“World’s First Hydrogen Fuel Cell Tractor Sexier Than Most Chryslers,” headlined the American Internet automotive fan site Jalopnik in a brief, slightly cheeky report. “It’s impossible to ignore the hotness of the New Holland NH2 hydrogen fuel cell tractor. It makes us want to plow so hard.“

Ahead are more testing and fine-tuning and also more reliability, Jansen says. Power and torque are totally different than in a conventional diesel tractor: “There is much more torque right from the start, and the overall need for horsepower is much less than for a diesel engine,” he says. “We still have to check that out.”

Fiat's Marchionne Convinced - Eventually

Jansen’s top boss, Fiat Group Chief Executive Sergio Marchionne, apparently wasn’t too impressed a year ago with the idea of hydrogen as car fuel, but Jansen says a little later he and his team persuaded Marchionne that it makes good sense as fuel for tractors, especially with the option of producing it right on the farm, and also because of the strong support hydrogen energy technologies enjoy these days in Brussels at the European Union level.

A British reporter from a farm publication who went to Turin for the media launch wrote that the tractor is “eerily quiet,” as if you stood “next to a giant remote control tractor.” When it accelerates “all you hear is the slight whirr of the wheels turning like a big dynamo.” Acceleration is said to be quick and reportedly almost pushes you back into the seat.

This first-generation tractor stores only about 2.2 kg of hydrogen on board at 350 bar (5,000 psi), good for only about 1.5-2 hours of operation. A second-generation is already in the works; in the future, New Holland engineers expect to store enough hydrogen for up to eight hours of operation, and power may be upped to 130-140 HP (96-104 kW).

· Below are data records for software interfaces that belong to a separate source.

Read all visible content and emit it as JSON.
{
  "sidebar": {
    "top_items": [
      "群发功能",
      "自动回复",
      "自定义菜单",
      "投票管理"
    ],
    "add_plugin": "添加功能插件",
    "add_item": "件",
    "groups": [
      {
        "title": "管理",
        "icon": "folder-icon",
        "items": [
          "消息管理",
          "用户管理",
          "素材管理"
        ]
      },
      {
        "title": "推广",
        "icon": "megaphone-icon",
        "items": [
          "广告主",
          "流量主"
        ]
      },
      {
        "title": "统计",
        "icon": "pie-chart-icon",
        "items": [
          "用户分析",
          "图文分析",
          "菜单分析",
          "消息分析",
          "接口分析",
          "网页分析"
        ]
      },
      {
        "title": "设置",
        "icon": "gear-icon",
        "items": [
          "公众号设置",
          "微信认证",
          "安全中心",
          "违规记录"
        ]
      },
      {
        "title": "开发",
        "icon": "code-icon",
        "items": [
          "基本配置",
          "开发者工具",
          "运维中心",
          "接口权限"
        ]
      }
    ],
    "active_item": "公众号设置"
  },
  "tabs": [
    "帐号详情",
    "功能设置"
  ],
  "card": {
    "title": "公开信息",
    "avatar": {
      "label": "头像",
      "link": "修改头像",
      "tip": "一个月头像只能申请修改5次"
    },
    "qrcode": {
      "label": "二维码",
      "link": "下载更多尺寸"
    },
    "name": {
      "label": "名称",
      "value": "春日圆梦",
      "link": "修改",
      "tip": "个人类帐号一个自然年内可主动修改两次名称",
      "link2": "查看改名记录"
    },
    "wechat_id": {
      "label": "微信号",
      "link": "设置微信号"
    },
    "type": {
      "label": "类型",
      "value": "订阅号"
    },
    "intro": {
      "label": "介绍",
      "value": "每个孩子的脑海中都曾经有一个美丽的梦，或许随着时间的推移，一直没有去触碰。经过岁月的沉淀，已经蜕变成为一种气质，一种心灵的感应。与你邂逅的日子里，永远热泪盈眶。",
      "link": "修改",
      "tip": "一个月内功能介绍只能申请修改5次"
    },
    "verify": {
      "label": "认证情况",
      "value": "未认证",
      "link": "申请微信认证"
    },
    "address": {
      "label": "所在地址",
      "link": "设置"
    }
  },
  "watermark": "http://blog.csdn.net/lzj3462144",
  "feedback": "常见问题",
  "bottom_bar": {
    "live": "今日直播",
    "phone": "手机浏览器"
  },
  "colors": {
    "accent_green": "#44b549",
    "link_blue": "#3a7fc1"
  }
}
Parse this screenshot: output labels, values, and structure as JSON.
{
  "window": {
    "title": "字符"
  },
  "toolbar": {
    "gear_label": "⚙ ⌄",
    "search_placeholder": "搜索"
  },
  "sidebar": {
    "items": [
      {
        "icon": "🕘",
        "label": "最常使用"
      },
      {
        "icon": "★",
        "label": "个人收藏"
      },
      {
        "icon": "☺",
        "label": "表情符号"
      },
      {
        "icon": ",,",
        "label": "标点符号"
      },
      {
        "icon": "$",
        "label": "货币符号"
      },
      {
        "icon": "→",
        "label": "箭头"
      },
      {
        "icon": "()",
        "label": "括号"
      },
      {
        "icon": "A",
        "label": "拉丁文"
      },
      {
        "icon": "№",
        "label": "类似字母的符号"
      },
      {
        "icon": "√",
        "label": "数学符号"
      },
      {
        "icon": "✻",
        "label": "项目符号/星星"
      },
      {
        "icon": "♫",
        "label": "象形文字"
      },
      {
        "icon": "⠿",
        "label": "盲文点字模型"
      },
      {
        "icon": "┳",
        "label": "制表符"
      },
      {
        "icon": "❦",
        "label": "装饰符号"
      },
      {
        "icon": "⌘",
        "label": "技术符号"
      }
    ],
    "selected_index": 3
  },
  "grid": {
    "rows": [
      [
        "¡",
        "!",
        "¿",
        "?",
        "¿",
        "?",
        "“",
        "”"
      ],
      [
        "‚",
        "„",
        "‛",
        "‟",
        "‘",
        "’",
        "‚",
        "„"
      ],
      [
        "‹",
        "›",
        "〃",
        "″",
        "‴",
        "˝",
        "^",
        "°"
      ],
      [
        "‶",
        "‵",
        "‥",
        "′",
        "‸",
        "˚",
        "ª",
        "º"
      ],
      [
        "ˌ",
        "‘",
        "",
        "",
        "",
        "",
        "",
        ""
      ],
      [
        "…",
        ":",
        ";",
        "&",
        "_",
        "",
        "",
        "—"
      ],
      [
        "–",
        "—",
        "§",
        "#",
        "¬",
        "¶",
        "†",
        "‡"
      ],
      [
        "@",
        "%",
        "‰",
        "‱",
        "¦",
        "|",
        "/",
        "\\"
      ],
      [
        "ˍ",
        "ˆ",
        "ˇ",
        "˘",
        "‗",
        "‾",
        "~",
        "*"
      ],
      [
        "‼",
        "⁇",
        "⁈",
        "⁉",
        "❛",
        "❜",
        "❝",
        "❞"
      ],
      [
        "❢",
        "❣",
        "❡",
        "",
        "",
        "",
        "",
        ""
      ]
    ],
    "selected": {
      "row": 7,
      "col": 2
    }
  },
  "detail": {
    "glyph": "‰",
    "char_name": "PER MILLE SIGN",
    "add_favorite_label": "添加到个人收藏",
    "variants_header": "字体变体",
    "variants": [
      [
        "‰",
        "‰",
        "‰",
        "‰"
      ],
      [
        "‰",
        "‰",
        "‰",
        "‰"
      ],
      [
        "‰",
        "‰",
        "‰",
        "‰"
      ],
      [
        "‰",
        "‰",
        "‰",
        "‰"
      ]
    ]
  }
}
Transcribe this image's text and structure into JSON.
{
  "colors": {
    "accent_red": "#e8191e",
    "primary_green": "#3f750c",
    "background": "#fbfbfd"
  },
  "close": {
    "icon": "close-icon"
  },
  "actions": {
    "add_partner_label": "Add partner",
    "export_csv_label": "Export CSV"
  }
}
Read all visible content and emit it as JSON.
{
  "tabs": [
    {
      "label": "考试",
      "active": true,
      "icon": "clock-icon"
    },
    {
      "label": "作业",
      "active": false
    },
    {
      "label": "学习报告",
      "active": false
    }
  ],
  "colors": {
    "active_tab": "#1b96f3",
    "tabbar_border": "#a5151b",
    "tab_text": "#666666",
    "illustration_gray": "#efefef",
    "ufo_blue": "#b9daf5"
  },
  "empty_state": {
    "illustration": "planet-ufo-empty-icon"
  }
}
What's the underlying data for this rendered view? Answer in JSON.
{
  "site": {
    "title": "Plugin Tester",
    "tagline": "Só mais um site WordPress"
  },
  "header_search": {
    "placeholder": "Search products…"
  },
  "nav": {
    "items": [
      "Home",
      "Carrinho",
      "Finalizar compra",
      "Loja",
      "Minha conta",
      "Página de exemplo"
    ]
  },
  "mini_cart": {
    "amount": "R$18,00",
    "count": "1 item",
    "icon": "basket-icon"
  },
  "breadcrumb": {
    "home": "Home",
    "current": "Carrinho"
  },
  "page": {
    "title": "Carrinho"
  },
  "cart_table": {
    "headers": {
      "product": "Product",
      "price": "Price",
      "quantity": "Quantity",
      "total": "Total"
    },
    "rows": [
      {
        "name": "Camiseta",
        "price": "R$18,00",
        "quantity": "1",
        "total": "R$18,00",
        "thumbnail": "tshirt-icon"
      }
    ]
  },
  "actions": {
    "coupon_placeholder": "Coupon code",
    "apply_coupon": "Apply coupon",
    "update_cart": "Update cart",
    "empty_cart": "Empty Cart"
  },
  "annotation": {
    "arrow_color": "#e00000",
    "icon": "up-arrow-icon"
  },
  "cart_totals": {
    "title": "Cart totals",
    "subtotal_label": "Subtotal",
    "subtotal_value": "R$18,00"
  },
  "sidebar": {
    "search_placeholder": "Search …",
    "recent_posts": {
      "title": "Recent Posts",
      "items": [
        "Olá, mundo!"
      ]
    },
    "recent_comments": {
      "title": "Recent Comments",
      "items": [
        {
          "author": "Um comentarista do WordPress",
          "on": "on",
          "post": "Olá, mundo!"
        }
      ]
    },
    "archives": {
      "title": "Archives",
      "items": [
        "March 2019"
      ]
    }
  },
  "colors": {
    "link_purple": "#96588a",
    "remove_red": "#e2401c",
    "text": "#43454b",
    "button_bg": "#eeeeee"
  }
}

Interestingly, a set of slides in the press kit mention that in addition to compressed gaseous hydrogen stored in a big stationary tank for refueling, liquid anhydrous ammonia (NH3) is also seen as a possible fuel source, something that’s being looked at by the Great Plains Institute’s Upper Midwest Hydrogen Initiative (UMHI). Also, Iowa-based Hydrogen Engine Center has been developing ammonia-fueled i.c. engines (H&FCL Oct. 06)

Development costs for the fuel cell were reportedly in the range of about Euro 300,000 ($386,900), and the cost of the prototype tractor was about Euro 500,000 ($645,000).

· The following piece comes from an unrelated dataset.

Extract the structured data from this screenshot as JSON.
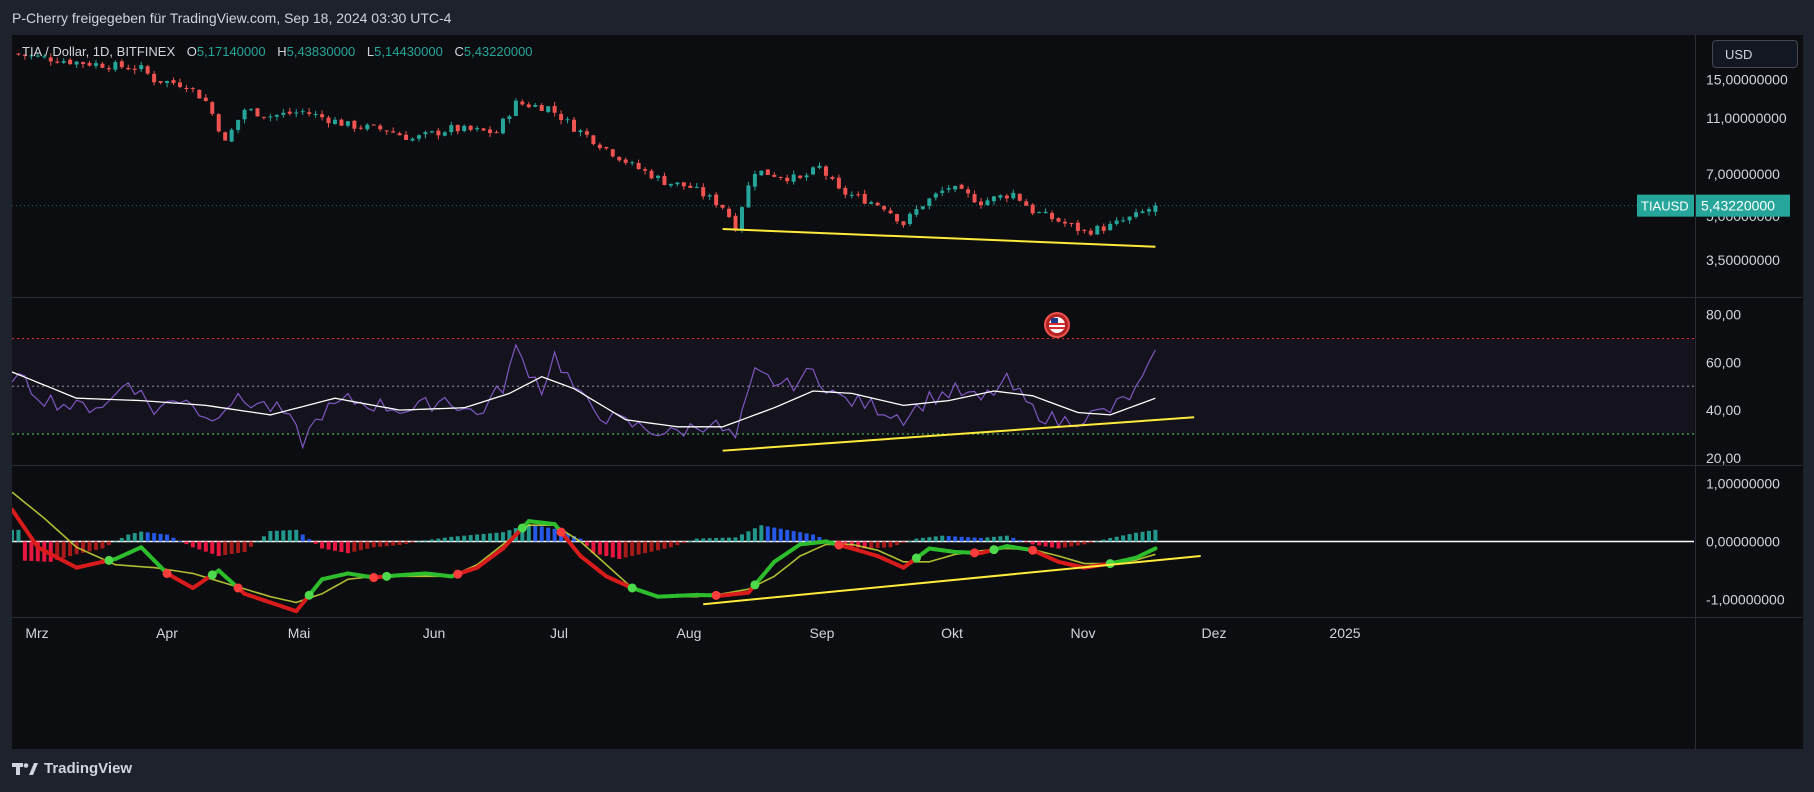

The basic layout of New Holland’s new NH2TM fuel cell tractor.

Already in the works are plans for a pilot farm, or pilot farms, where the New Holland team hopes to try out the entire integrated system concept. “I personally hope that in the next year-and-a-half or two years we can at least start the pilot farm,” Jansen says. The next-generation improved tractor should be ready by then for testing.

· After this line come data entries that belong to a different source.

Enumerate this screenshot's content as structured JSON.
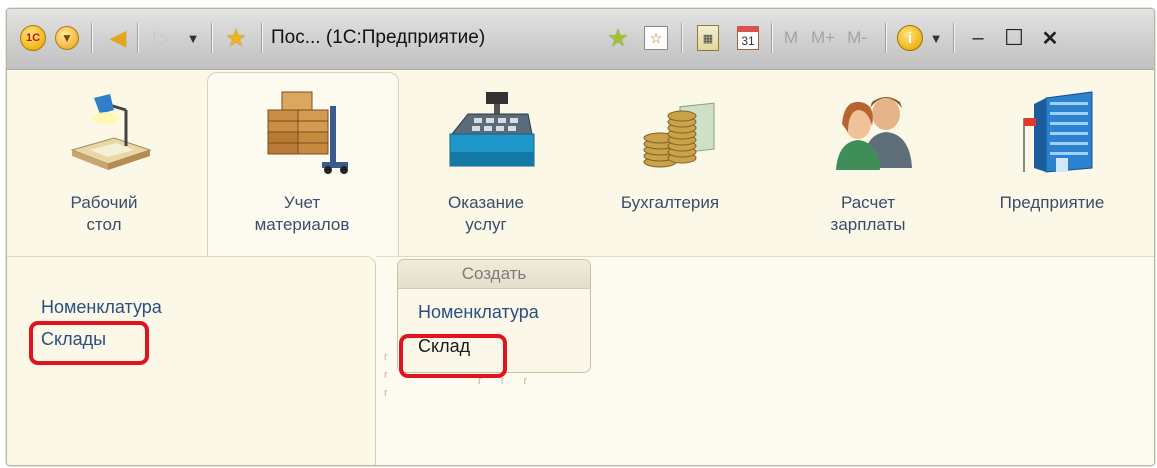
{
  "titlebar": {
    "logo_text": "1С",
    "title": "Пос... (1С:Предприятие)",
    "mem_m": "M",
    "mem_mplus": "M+",
    "mem_mminus": "M-",
    "calendar_day": "31",
    "info": "i",
    "icons": [
      "app-logo-icon",
      "main-menu-icon",
      "back-arrow-icon",
      "forward-arrow-icon",
      "history-dropdown-icon",
      "favorites-star-icon",
      "add-favorite-star-icon",
      "bookmark-icon",
      "calculator-icon",
      "calendar-icon",
      "info-icon",
      "minimize-icon",
      "maximize-icon",
      "close-icon"
    ]
  },
  "sections": [
    {
      "label": "Рабочий\nстол",
      "icon": "desk-lamp-icon"
    },
    {
      "label": "Учет\nматериалов",
      "icon": "warehouse-boxes-icon"
    },
    {
      "label": "Оказание\nуслуг",
      "icon": "cash-register-icon"
    },
    {
      "label": "Бухгалтерия",
      "icon": "coins-icon"
    },
    {
      "label": "Расчет\nзарплаты",
      "icon": "employees-icon"
    },
    {
      "label": "Предприятие",
      "icon": "building-icon"
    }
  ],
  "nav": {
    "items": [
      "Номенклатура",
      "Склады"
    ]
  },
  "create": {
    "header": "Создать",
    "items": [
      "Номенклатура",
      "Склад"
    ]
  },
  "colors": {
    "highlight": "#e0141e",
    "link": "#2a4f82",
    "panel_bg": "#fbf8e8"
  }
}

Jansen concedes the tractor may look a little crazy “but actually it’s not. It’s funky, but it’s also functional.” Contact: New Holland media, Barbara Prossen, 39/01/10086125; barbara.prossen@cnh.com